Shape up with the squirrel diet plan

 

15th December 2016, by Stewart Smith - Squirrel Volunteer

Your average adult red squirrel weighs in at a svelte 330 grams. It enjoys regular exercise – scampering and climbing being favourite pursuits. Its slim physique is maintained by seeking out different foods, ensuring it keeps to a balanced diet.

A red squirrel has a more varied diet than people may realise. It has an instinct for knowing which nutrients are required by its body, and nuts only get you so far in nutritional terms. In winter, red squirrels will eat seeds, fruit, fungi and even show a carnivorous side come Spring, eating eggs and small birds, if the opportunity presents itself.  The extra protein helps bring the females into breeding condition. Variety ensures a good range of protein, vitamins, minerals and carbohydrates in the red squirrel diet plan, provided that there is a decent habitat and not too much competition from other animals.

Naturally, the main competition for red squirrels comes from the animal with the most similar diet: the invading grey squirrel. Before grey squirrels were introduced to Britain in the 19th Century, reds were able to live very successfully in almost any type of forest. Nowadays, however, they have had to adapt to become more specialist in their choice of habitat and diet. Grey squirrels, which are larger, have a hard time gaining enough sustenance from the food provided by conifer forests – pine nuts and seeds are shorter on nutritional value than the food provided by large seeded broadleaved trees, e.g. acorns. The smaller body size of reds, however, allows them to survive and thrive in coniferous forests, with a reduced threat of invasion by greys. A good mix of different coniferous trees is essential, however, to provide a sufficiently varied diet. Many commercial plantations planted in the 1960s, ‘70s and ‘80s only contain one tree species (typically Sitka Spruce), which limits the range of food for red squirrels and other animals.
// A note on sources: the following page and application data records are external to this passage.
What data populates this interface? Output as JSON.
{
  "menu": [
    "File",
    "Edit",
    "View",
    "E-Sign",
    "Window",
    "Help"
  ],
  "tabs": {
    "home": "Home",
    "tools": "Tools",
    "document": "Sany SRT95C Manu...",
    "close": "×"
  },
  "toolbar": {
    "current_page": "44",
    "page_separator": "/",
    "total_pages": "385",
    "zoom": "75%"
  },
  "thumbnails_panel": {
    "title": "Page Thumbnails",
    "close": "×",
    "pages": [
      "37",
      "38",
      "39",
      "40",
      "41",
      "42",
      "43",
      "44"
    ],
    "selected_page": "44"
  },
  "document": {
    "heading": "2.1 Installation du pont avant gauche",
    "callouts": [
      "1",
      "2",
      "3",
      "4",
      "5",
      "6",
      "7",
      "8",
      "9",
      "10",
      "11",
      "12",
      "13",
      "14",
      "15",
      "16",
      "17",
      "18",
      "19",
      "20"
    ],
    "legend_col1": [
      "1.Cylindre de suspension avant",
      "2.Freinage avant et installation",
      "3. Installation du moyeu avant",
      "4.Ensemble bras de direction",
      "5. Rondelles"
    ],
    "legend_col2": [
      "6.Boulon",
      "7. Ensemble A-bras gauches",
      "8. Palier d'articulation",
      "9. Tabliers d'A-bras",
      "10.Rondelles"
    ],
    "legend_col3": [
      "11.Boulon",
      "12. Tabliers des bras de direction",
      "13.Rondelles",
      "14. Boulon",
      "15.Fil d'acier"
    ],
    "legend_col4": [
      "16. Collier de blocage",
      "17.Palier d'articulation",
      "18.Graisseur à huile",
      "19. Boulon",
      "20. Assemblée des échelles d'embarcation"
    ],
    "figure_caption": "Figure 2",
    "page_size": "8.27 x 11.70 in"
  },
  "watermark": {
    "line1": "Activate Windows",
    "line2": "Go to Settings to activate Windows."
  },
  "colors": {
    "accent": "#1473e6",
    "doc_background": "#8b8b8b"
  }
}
After all, a plate full of Brussel sprouts doesn’t make a Christmas dinner.

This year's sightings

 
 
 

Programme leaders

Scottish Wildlife Trust Forestry Commission Scottish Land and Estates
 
Scottish Natural Heritage Red Squirrel Survival Trust RSPB